▶ **Work to complete**
Go through the data below and copy each line where the word "Sant" occurs.

▶ **Working data**
--------------------------------

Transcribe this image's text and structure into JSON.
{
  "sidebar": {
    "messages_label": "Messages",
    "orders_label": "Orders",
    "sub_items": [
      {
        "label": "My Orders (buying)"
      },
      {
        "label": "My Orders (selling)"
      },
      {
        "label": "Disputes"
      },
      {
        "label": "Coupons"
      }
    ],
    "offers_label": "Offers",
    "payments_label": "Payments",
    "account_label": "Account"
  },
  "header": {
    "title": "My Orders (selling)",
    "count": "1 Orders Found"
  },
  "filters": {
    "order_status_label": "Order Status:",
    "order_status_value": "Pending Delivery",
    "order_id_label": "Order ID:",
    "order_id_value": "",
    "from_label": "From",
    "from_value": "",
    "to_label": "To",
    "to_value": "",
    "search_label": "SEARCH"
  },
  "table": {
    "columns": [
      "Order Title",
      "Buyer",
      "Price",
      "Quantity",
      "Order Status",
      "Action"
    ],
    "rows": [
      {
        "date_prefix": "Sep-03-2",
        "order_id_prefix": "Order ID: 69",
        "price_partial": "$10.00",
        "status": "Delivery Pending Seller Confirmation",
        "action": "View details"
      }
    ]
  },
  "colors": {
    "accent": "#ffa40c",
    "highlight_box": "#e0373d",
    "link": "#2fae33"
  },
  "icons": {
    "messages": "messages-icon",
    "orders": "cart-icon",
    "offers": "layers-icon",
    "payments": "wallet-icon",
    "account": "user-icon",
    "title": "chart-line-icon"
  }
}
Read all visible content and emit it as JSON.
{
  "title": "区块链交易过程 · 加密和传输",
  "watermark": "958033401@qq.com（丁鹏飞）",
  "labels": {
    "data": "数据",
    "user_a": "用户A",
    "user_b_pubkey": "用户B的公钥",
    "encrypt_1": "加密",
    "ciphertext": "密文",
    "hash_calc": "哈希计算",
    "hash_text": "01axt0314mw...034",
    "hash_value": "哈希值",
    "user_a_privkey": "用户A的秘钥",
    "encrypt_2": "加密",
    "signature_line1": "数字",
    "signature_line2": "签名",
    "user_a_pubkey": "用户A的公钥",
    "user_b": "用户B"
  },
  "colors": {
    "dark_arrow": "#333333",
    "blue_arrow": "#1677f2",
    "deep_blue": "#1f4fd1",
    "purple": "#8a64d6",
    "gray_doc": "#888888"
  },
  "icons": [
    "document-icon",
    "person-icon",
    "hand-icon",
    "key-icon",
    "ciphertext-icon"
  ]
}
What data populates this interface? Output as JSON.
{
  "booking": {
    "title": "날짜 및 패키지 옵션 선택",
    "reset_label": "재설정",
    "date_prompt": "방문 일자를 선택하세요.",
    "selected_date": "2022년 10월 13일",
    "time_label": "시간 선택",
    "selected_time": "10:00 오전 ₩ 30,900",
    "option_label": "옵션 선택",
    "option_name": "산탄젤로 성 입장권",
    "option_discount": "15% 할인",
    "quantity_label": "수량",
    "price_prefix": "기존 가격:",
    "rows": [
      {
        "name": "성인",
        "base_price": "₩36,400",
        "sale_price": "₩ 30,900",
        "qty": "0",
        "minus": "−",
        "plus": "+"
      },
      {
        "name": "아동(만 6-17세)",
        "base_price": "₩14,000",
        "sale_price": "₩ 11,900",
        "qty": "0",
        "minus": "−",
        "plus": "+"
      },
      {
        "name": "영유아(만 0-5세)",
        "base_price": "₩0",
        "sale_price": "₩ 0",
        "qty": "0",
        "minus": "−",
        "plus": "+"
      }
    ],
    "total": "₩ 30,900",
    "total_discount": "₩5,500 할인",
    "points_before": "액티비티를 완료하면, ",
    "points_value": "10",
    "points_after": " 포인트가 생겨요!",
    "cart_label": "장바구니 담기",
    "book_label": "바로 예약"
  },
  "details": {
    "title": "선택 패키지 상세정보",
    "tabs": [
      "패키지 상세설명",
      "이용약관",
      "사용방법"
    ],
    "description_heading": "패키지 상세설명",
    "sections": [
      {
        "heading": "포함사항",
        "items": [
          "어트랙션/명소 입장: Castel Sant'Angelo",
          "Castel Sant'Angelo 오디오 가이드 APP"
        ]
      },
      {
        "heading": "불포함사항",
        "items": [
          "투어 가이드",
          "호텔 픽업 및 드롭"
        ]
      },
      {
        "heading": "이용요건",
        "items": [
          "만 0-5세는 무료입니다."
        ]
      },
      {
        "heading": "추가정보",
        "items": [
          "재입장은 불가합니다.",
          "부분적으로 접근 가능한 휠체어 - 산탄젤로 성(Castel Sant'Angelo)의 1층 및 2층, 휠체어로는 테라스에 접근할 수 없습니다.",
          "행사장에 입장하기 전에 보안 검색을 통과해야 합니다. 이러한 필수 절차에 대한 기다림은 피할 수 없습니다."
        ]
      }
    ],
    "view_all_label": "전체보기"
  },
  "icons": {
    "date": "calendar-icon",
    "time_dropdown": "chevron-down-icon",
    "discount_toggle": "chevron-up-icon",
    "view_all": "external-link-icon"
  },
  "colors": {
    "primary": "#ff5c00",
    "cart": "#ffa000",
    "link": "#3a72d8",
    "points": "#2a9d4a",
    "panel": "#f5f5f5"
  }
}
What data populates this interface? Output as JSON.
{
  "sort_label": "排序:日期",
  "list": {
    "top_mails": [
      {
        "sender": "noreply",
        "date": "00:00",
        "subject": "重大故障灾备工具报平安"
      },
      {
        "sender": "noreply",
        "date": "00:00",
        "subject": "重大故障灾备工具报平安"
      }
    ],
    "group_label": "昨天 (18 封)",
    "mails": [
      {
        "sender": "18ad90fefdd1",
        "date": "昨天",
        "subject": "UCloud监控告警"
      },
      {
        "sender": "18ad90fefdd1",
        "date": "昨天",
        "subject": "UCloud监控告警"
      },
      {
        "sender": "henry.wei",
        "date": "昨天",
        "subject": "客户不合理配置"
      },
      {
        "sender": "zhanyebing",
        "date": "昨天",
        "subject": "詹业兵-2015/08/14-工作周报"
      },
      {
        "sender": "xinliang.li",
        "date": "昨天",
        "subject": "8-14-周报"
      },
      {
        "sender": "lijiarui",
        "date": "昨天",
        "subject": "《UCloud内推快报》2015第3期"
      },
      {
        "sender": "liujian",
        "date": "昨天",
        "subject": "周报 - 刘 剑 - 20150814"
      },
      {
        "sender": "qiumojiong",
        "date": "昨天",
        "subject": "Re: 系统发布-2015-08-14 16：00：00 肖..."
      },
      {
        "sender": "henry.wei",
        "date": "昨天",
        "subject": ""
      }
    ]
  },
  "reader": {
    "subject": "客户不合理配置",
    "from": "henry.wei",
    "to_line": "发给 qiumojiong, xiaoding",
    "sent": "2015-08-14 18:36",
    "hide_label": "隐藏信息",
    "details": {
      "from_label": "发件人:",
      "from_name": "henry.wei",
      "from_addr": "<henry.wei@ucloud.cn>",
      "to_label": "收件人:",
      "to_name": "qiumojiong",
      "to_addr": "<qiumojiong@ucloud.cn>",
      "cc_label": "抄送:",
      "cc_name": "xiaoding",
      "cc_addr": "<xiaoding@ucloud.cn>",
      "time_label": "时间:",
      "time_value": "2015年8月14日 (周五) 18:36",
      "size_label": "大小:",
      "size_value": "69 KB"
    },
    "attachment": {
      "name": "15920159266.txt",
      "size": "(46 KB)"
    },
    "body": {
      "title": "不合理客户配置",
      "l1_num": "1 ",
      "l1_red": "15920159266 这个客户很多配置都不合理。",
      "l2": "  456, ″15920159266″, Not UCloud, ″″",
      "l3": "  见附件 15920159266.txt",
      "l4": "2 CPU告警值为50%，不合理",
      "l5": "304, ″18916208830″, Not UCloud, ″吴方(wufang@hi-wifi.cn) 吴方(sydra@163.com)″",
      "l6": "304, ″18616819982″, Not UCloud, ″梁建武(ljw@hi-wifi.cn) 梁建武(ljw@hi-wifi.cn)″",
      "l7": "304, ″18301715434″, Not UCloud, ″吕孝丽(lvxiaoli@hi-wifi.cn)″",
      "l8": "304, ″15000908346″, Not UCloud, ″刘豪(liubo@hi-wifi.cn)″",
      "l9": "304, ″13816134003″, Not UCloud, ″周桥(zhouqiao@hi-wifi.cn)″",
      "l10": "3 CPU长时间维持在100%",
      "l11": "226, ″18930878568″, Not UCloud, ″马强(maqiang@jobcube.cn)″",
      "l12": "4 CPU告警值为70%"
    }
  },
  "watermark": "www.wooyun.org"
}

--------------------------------

▶ **Solved problem**
          "어트랙션/명소 입장: Castel Sant'Angelo",
          "Castel Sant'Angelo 오디오 가이드 APP"
          "부분적으로 접근 가능한 휠체어 - 산탄젤로 성(Castel Sant'Angelo)의 1층 및 2층, 휠체어로는 테라스에 접근할 수 없습니다.",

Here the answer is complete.